§ **What you have to do**:
With nothing added or dropped, output every record below exactly.

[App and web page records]
◇ ◇ ◇ ◇

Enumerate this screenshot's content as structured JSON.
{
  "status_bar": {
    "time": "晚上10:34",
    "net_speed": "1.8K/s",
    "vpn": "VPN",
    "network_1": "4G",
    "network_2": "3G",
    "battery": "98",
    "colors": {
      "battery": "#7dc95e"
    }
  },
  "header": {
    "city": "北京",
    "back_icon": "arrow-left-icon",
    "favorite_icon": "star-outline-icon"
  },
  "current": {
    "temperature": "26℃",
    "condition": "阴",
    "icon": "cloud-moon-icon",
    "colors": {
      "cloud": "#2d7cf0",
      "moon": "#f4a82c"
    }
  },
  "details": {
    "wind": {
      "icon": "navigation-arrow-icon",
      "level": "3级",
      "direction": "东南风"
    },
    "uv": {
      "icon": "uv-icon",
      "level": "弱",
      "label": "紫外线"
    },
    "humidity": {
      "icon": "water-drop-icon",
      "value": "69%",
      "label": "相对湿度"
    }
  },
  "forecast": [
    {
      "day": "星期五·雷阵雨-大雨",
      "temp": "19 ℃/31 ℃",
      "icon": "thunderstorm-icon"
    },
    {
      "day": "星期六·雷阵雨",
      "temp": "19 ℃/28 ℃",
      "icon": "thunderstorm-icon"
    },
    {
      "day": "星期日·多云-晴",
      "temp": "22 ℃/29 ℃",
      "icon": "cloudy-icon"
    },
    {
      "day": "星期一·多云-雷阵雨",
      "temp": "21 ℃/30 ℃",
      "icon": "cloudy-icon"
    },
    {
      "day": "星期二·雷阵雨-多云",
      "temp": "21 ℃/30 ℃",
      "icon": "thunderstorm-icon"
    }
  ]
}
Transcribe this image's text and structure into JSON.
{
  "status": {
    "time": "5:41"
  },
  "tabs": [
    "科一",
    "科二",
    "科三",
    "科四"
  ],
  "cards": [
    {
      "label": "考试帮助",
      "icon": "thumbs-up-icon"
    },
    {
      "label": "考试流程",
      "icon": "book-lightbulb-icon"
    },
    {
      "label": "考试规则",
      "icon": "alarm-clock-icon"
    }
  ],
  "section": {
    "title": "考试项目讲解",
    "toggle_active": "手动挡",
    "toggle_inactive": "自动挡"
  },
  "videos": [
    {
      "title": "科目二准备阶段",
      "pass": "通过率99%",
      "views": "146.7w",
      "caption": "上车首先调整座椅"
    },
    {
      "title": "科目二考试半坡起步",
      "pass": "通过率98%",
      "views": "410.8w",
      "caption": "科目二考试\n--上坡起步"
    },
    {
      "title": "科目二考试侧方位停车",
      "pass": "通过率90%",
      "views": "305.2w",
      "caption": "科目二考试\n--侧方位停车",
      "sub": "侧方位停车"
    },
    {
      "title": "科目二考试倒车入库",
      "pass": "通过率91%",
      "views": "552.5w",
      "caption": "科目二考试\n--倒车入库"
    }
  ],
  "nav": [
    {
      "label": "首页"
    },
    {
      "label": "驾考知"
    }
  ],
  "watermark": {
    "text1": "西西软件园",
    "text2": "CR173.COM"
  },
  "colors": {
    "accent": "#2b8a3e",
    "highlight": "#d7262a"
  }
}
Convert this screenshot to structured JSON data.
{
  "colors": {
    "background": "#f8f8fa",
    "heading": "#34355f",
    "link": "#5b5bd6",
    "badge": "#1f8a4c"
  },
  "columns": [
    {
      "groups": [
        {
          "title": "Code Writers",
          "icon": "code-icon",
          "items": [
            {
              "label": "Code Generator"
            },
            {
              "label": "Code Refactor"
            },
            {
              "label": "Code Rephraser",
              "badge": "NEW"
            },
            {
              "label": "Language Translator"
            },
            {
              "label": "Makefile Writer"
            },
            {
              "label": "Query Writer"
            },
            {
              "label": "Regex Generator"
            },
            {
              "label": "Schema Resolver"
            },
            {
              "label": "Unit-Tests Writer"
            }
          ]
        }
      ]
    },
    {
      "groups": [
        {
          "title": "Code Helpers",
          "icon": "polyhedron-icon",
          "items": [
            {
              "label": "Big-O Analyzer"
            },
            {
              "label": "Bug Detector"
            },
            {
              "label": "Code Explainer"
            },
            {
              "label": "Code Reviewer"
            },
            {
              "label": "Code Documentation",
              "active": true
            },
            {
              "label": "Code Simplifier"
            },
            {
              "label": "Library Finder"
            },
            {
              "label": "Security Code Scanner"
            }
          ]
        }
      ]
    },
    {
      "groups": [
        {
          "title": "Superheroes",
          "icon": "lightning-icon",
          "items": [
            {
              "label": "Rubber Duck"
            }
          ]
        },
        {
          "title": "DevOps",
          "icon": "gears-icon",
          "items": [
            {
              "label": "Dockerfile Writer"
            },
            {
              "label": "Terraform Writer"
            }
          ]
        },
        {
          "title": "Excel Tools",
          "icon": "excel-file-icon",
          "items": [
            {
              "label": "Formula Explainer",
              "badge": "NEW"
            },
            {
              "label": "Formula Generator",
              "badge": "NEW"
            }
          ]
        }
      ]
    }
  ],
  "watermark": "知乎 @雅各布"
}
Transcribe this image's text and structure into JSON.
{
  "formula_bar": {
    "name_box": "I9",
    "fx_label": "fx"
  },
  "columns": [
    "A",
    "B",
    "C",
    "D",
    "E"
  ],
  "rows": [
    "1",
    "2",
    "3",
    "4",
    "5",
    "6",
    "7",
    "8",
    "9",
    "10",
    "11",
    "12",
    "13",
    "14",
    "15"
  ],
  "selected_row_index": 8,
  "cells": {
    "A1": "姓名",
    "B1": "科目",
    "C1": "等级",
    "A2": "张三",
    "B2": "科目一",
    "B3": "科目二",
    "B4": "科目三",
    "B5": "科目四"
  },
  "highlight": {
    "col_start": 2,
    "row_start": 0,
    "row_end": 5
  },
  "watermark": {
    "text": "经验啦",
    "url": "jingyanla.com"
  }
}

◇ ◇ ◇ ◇

§ **Solution**:
Enumerate this screenshot's content as structured JSON.
{
  "status_bar": {
    "time": "晚上10:34",
    "net_speed": "1.8K/s",
    "vpn": "VPN",
    "network_1": "4G",
    "network_2": "3G",
    "battery": "98",
    "colors": {
      "battery": "#7dc95e"
    }
  },
  "header": {
    "city": "北京",
    "back_icon": "arrow-left-icon",
    "favorite_icon": "star-outline-icon"
  },
  "current": {
    "temperature": "26℃",
    "condition": "阴",
    "icon": "cloud-moon-icon",
    "colors": {
      "cloud": "#2d7cf0",
      "moon": "#f4a82c"
    }
  },
  "details": {
    "wind": {
      "icon": "navigation-arrow-icon",
      "level": "3级",
      "direction": "东南风"
    },
    "uv": {
      "icon": "uv-icon",
      "level": "弱",
      "label": "紫外线"
    },
    "humidity": {
      "icon": "water-drop-icon",
      "value": "69%",
      "label": "相对湿度"
    }
  },
  "forecast": [
    {
      "day": "星期五·雷阵雨-大雨",
      "temp": "19 ℃/31 ℃",
      "icon": "thunderstorm-icon"
    },
    {
      "day": "星期六·雷阵雨",
      "temp": "19 ℃/28 ℃",
      "icon": "thunderstorm-icon"
    },
    {
      "day": "星期日·多云-晴",
      "temp": "22 ℃/29 ℃",
      "icon": "cloudy-icon"
    },
    {
      "day": "星期一·多云-雷阵雨",
      "temp": "21 ℃/30 ℃",
      "icon": "cloudy-icon"
    },
    {
      "day": "星期二·雷阵雨-多云",
      "temp": "21 ℃/30 ℃",
      "icon": "thunderstorm-icon"
    }
  ]
}
Transcribe this image's text and structure into JSON.
{
  "status": {
    "time": "5:41"
  },
  "tabs": [
    "科一",
    "科二",
    "科三",
    "科四"
  ],
  "cards": [
    {
      "label": "考试帮助",
      "icon": "thumbs-up-icon"
    },
    {
      "label": "考试流程",
      "icon": "book-lightbulb-icon"
    },
    {
      "label": "考试规则",
      "icon": "alarm-clock-icon"
    }
  ],
  "section": {
    "title": "考试项目讲解",
    "toggle_active": "手动挡",
    "toggle_inactive": "自动挡"
  },
  "videos": [
    {
      "title": "科目二准备阶段",
      "pass": "通过率99%",
      "views": "146.7w",
      "caption": "上车首先调整座椅"
    },
    {
      "title": "科目二考试半坡起步",
      "pass": "通过率98%",
      "views": "410.8w",
      "caption": "科目二考试\n--上坡起步"
    },
    {
      "title": "科目二考试侧方位停车",
      "pass": "通过率90%",
      "views": "305.2w",
      "caption": "科目二考试\n--侧方位停车",
      "sub": "侧方位停车"
    },
    {
      "title": "科目二考试倒车入库",
      "pass": "通过率91%",
      "views": "552.5w",
      "caption": "科目二考试\n--倒车入库"
    }
  ],
  "nav": [
    {
      "label": "首页"
    },
    {
      "label": "驾考知"
    }
  ],
  "watermark": {
    "text1": "西西软件园",
    "text2": "CR173.COM"
  },
  "colors": {
    "accent": "#2b8a3e",
    "highlight": "#d7262a"
  }
}
Convert this screenshot to structured JSON data.
{
  "colors": {
    "background": "#f8f8fa",
    "heading": "#34355f",
    "link": "#5b5bd6",
    "badge": "#1f8a4c"
  },
  "columns": [
    {
      "groups": [
        {
          "title": "Code Writers",
          "icon": "code-icon",
          "items": [
            {
              "label": "Code Generator"
            },
            {
              "label": "Code Refactor"
            },
            {
              "label": "Code Rephraser",
              "badge": "NEW"
            },
            {
              "label": "Language Translator"
            },
            {
              "label": "Makefile Writer"
            },
            {
              "label": "Query Writer"
            },
            {
              "label": "Regex Generator"
            },
            {
              "label": "Schema Resolver"
            },
            {
              "label": "Unit-Tests Writer"
            }
          ]
        }
      ]
    },
    {
      "groups": [
        {
          "title": "Code Helpers",
          "icon": "polyhedron-icon",
          "items": [
            {
              "label": "Big-O Analyzer"
            },
            {
              "label": "Bug Detector"
            },
            {
              "label": "Code Explainer"
            },
            {
              "label": "Code Reviewer"
            },
            {
              "label": "Code Documentation",
              "active": true
            },
            {
              "label": "Code Simplifier"
            },
            {
              "label": "Library Finder"
            },
            {
              "label": "Security Code Scanner"
            }
          ]
        }
      ]
    },
    {
      "groups": [
        {
          "title": "Superheroes",
          "icon": "lightning-icon",
          "items": [
            {
              "label": "Rubber Duck"
            }
          ]
        },
        {
          "title": "DevOps",
          "icon": "gears-icon",
          "items": [
            {
              "label": "Dockerfile Writer"
            },
            {
              "label": "Terraform Writer"
            }
          ]
        },
        {
          "title": "Excel Tools",
          "icon": "excel-file-icon",
          "items": [
            {
              "label": "Formula Explainer",
              "badge": "NEW"
            },
            {
              "label": "Formula Generator",
              "badge": "NEW"
            }
          ]
        }
      ]
    }
  ],
  "watermark": "知乎 @雅各布"
}
Transcribe this image's text and structure into JSON.
{
  "formula_bar": {
    "name_box": "I9",
    "fx_label": "fx"
  },
  "columns": [
    "A",
    "B",
    "C",
    "D",
    "E"
  ],
  "rows": [
    "1",
    "2",
    "3",
    "4",
    "5",
    "6",
    "7",
    "8",
    "9",
    "10",
    "11",
    "12",
    "13",
    "14",
    "15"
  ],
  "selected_row_index": 8,
  "cells": {
    "A1": "姓名",
    "B1": "科目",
    "C1": "等级",
    "A2": "张三",
    "B2": "科目一",
    "B3": "科目二",
    "B4": "科目三",
    "B5": "科目四"
  },
  "highlight": {
    "col_start": 2,
    "row_start": 0,
    "row_end": 5
  },
  "watermark": {
    "text": "经验啦",
    "url": "jingyanla.com"
  }
}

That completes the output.